According to research African remittances from the diaspora outweigh Western aid. If these diaspora remittances could be channelled to development projects in Africa, then there would be little or no need for aid. With the ever-increasing access to the internet, there is an unprecedented opportunity for global outreach, to ease communication and liaison with the diaspora. The prerequisites to tapping these remittances for development are; offering better more favourable remittance terms than informal channels and refining the financial infrastructure.
African countries could also explore the use of bond in the capital markets locally and abroad. To be able to do so internationally they would need to get credit ratings as countries. A stable macroeconomic and political environment is required to encourage this type of long term investment. Increasing foreign direct investment (FDI) is another way of improving development without seeking aid, most African countries already have policies in place to boost FDI. Another vehicle is curtailing corruption by actually bringing to book and convicting all corrupt elements.
If Africa continues to neglect the poor through bad policies and corruption, then there will be no development to talk about. Some of the continent’s Middle-Income Countries have enough internal resources for development such that they no longer require aid, what they need is assistance in designing programs that assist them to utilise their resources efficiently, to alleviate poverty.
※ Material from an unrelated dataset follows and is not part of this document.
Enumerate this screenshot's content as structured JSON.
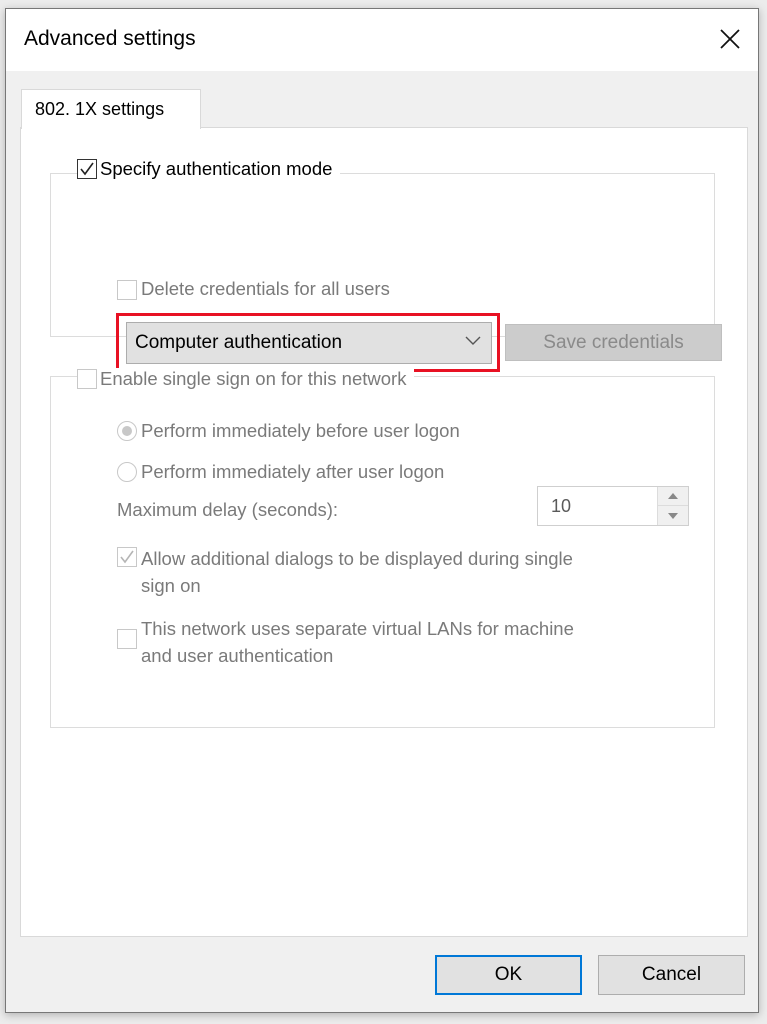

It is important to note that Africa’s economies are on an upward trend and the continent is generally better off today than ever. This is despite the fact that as a whole, it remains the poorest continent. About 40% of African nations have already reached Middle Income Country status and more will do so by 2025. Africa has bemoaned the lack of development funds for too long, it is time the continent looks beyond donors to explore alternative sources of income. This will increase the pull of resources available for its development and reduce vulnerability to foreign aid.